Not only is this only the second wolverine spotted in the last 100 years in California, but it’s also the second wolverine spotted in the state in the last five years. The last wolverine seen in California was spotted continuously from 2008 to 2018. Before that one, the last confirmed wolverine sighting occurred in the 1920s. With a lifespan typically no greater than 13 years, experts believe this new wolverine isn’t the same as the one first seen in 2008.
While commonly found in the mountains of Canada and Alaska, wolverines grow scarcer as you travel south. Although still found in both the Rocky and Cascade mountain ranges, by the time you reach California mountains, the creatures become downright rare.
Julia Lawson, an environmental scientists with CDFW, tells the Los Angeles Times that wolverines are solitary animals, so this newfound specimen may not have others with it. “Our speculation,” she says, according to the newspaper, “as to why this wolverine made it down here was it was a huge snow year.”
More abundant over 100 years ago, the decrease in wolverine population is likely thanks to humans trying to rid the region of the bear-like animal, as wolverines commonly preyed on livestock.
With the new sighting comes a renewed sense of scientific urgency.

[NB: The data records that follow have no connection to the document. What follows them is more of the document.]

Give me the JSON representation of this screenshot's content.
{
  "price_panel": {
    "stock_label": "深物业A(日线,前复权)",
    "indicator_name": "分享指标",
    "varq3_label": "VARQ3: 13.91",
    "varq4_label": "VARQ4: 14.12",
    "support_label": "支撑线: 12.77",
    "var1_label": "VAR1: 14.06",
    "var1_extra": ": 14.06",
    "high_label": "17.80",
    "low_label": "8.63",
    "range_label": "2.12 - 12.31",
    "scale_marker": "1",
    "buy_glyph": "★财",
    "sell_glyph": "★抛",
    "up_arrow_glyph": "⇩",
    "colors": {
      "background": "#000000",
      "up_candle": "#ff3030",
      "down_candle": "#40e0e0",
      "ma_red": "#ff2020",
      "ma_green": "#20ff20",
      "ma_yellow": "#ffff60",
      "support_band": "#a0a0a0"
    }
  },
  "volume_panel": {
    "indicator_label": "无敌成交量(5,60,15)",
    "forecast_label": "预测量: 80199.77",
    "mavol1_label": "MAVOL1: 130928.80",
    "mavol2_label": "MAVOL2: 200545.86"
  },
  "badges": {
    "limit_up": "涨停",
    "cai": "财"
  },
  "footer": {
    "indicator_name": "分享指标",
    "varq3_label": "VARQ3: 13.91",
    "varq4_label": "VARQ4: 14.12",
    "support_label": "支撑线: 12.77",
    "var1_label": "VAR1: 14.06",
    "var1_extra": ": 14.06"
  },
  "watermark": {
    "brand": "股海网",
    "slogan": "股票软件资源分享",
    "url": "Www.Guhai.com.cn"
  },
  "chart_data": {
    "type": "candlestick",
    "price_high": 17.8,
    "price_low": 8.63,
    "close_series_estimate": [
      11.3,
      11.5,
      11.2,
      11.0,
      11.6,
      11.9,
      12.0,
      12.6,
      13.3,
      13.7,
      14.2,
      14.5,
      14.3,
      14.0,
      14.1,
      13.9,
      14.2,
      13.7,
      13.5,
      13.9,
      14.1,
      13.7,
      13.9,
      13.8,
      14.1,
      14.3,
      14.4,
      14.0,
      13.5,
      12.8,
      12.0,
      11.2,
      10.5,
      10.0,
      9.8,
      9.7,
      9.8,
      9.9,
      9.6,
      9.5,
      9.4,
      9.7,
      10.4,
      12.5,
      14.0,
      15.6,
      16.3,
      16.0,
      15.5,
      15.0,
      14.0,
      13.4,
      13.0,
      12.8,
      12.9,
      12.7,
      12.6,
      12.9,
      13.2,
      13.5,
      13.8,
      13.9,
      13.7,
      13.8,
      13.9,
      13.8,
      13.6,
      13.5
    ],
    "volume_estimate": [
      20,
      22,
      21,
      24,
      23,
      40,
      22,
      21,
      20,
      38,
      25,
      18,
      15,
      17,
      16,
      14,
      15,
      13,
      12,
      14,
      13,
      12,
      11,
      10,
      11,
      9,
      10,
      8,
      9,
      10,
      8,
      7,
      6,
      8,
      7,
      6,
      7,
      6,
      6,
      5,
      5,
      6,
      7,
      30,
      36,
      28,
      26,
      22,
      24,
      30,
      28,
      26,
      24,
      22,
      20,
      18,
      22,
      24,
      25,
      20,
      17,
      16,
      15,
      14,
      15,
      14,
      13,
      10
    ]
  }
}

Lawson said that the team hopes to study the wolverine by collecting genetic samples from the individual. A two-in-a-hundred event like can certainly get folks excited.
Tim Newcomb is a journalist based in the Pacific Northwest. He covers stadiums, sneakers, gear, infrastructure, and more for a variety of publications, including Popular Mechanics. His favorite interviews have included sit-downs with Roger Federer in Switzerland, Kobe Bryant in Los Angeles, and Tinker Hatfield in Portland.